Astronomers often focus on the many hazards that menace us from outer space, ranging from bull's-eye asteroids to high-speed subatomic particles. Lately, however, more and more researchers have been taking the opposite perspective. They are trying to understand why the universe is so benevolent, providing conditions that are nearly perfect for human life.
Evidence of happy coincidences is everywhere. Anyone who has access to a good-size amateur telescope can spot a small patch of glowing gas in the constellation Taurus, nearly overhead around 9 p.m. this month. This is the Crab nebula, the remains of a star that blew itself to kingdom come. If Earth had been nearby when this supernova exploded, we all would have been toast. And yet such exploding stars created the oxygen, carbon, silicon, and iron that make up much of our world and our bodies. If earlier generations of detonating stars had not seeded interstellar space with those elements, we would not exist.
|Now that we have found planets around other stars, it no longer seems so surprising that at least one world is the right size, in the right orbit, to sustain life. If our universe is one of a multitude, other, more fundamental, life-friendly conditions would likewise seem less extraordinary.|
By the late 1960s, scientists recognized that the entire cosmos exists in a similarly delicate balance. Had the Big Bang been one part in a billion more powerful, it would have rushed outward too quickly to allow galaxies to form. Even more remarkable, the four forces that govern the interaction of matter and energy have just the right properties to allow atoms to bond together into compounds, clump together into planets, or crash together to generate nuclear energy inside stars.
In a paper published in 1961, Princeton University physicist Robert Dicke suggested an explanation for the apparent fine-tuning of the universe. The British astrophysicist Brandon Carter elaborated on Dicke's argument in 1974 and dubbed it the anthropic principle: "What we can expect to observe must be restricted by the conditions necessary for our presence as observers," he said.

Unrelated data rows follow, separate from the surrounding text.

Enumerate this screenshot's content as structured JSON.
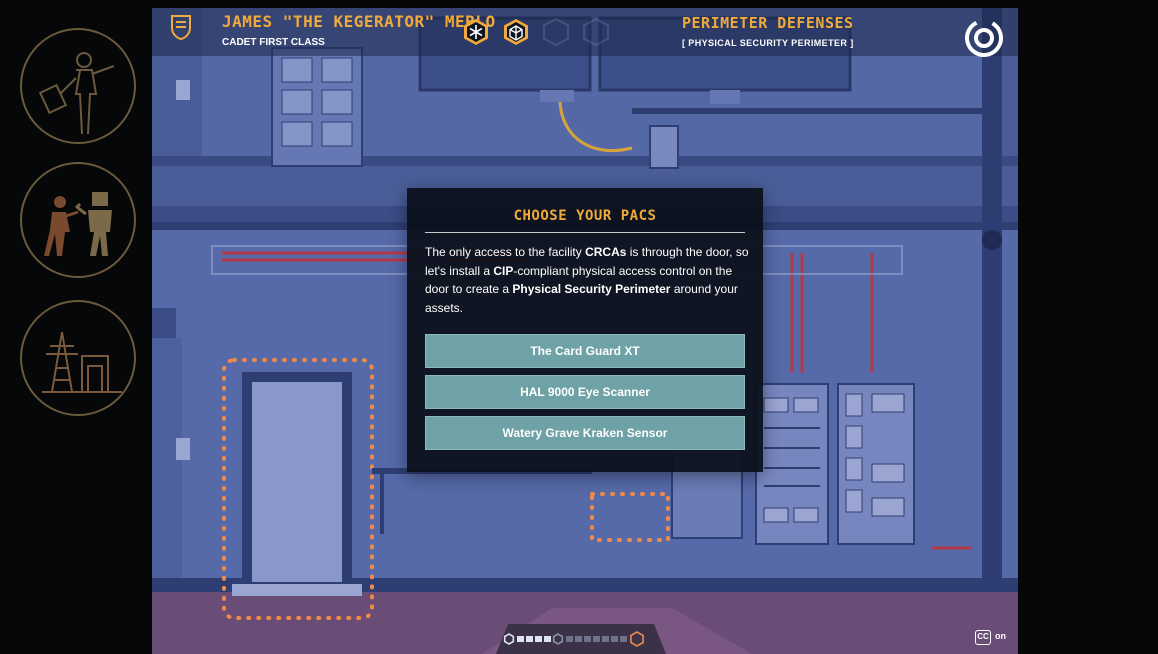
{
  "hud": {
    "player_name": "JAMES \"THE KEGERATOR\" MERLO",
    "player_rank": "CADET FIRST CLASS",
    "level_title": "PERIMETER DEFENSES",
    "level_subtitle": "[ PHYSICAL SECURITY PERIMETER ]",
    "badges": [
      "snowflake-badge-icon",
      "cube-badge-icon",
      "locked-badge-icon",
      "locked-badge-icon"
    ]
  },
  "chapters": [
    {
      "icon": "inspector-clipboard-icon"
    },
    {
      "icon": "person-vs-robot-icon"
    },
    {
      "icon": "power-tower-substation-icon"
    }
  ],
  "modal": {
    "title": "CHOOSE YOUR PACS",
    "body": [
      {
        "text": "The only access to the facility ",
        "bold": false
      },
      {
        "text": "CRCAs",
        "bold": true
      },
      {
        "text": " is through the door, so let's install a ",
        "bold": false
      },
      {
        "text": "CIP",
        "bold": true
      },
      {
        "text": "-compliant physical access control on the door to create a ",
        "bold": false
      },
      {
        "text": "Physical Security Perimeter",
        "bold": true
      },
      {
        "text": " around your assets.",
        "bold": false
      }
    ],
    "choices": [
      "The Card Guard XT",
      "HAL 9000 Eye Scanner",
      "Watery Grave Kraken Sensor"
    ]
  },
  "captions": {
    "label": "CC",
    "state": "on"
  },
  "progress": {
    "segments_total": 13,
    "current_segment": 5
  },
  "colors": {
    "accent": "#f0a93b",
    "scene_bg": "#4a5d98",
    "choice_bg": "#6fa2a6",
    "highlight": "#f08a4b",
    "modal_bg": "#0a0e18"
  }
}
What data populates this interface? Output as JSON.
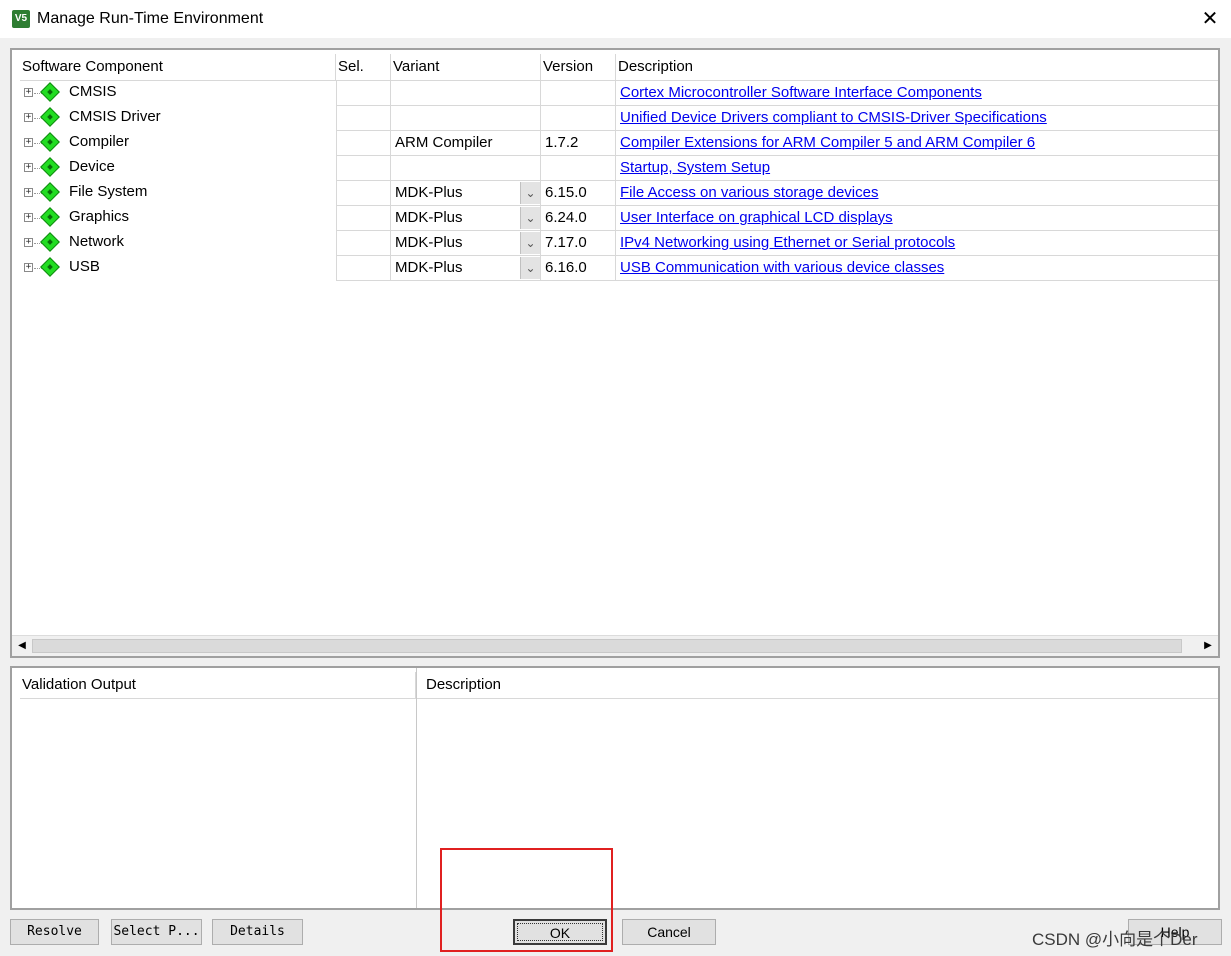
{
  "window": {
    "title": "Manage Run-Time Environment",
    "icon_text": "V5"
  },
  "grid": {
    "columns": [
      "Software Component",
      "Sel.",
      "Variant",
      "Version",
      "Description"
    ],
    "rows": [
      {
        "name": "CMSIS",
        "variant": "",
        "has_dropdown": false,
        "version": "",
        "description": "Cortex Microcontroller Software Interface Components"
      },
      {
        "name": "CMSIS Driver",
        "variant": "",
        "has_dropdown": false,
        "version": "",
        "description": "Unified Device Drivers compliant to CMSIS-Driver Specifications"
      },
      {
        "name": "Compiler",
        "variant": "ARM Compiler",
        "has_dropdown": false,
        "version": "1.7.2",
        "description": "Compiler Extensions for ARM Compiler 5 and ARM Compiler 6"
      },
      {
        "name": "Device",
        "variant": "",
        "has_dropdown": false,
        "version": "",
        "description": "Startup, System Setup"
      },
      {
        "name": "File System",
        "variant": "MDK-Plus",
        "has_dropdown": true,
        "version": "6.15.0",
        "description": "File Access on various storage devices"
      },
      {
        "name": "Graphics",
        "variant": "MDK-Plus",
        "has_dropdown": true,
        "version": "6.24.0",
        "description": "User Interface on graphical LCD displays"
      },
      {
        "name": "Network",
        "variant": "MDK-Plus",
        "has_dropdown": true,
        "version": "7.17.0",
        "description": "IPv4 Networking using Ethernet or Serial protocols"
      },
      {
        "name": "USB",
        "variant": "MDK-Plus",
        "has_dropdown": true,
        "version": "6.16.0",
        "description": "USB Communication with various device classes"
      }
    ]
  },
  "validation": {
    "columns": [
      "Validation Output",
      "Description"
    ]
  },
  "buttons": {
    "resolve": "Resolve",
    "select_packs": "Select P...",
    "details": "Details",
    "ok": "OK",
    "cancel": "Cancel",
    "help": "Help"
  },
  "watermark": "CSDN @小向是个Der",
  "colors": {
    "gem": "#22dd22",
    "link": "#0000ee",
    "highlight": "#e02020"
  }
}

If the universe were drastically different, we would not be here to think about it. Since we are here, the universe had to be the way it is.
That reasoning is now known as the weak version of the anthropic principle. Carter also described a strong anthropic principle: The universe must have properties that allow life to develop because it was designed to generate observers. John Wheeler, the physicist who coined the term "black hole," has long supported this view. According to what he calls the participatory anthropic principle, observers must exist because the act of observing brings the universe into existence (see "Does the Universe Exist if We're Not Looking?
" Discover, June 2002).
Many scientists now gingerly embrace the weak anthropic principle. "Used appropriately, it has some predictive value," says astronomer Alex Filippenko of the University of California at Berkeley. "Small changes to seemingly boring properties of the universe could have easily produced a universe in which nobody would have been around to be bored." A fashionable cosmological theory gets around that puzzle by proposing that our universe is one of infinitely many, each having slightly different physical properties. We inevitably live in a non-boring universe suited to our peculiar kind of life.
Philosopher John Leslie of the University of Guelph in Ontario cites the firing-squad story: A man in front of 50 riflemen would be pretty surprised if every bullet missed him. He might conclude that he is popular with sharpshootersor he might consider that there could be immensely many firing squads at work in immensely many different universes. The man contemplating his incredible good luck might be among the very rare survivors, oblivious to the bad luck all around.
For a review of the anthropic principle, go to www.anthropic-principle.com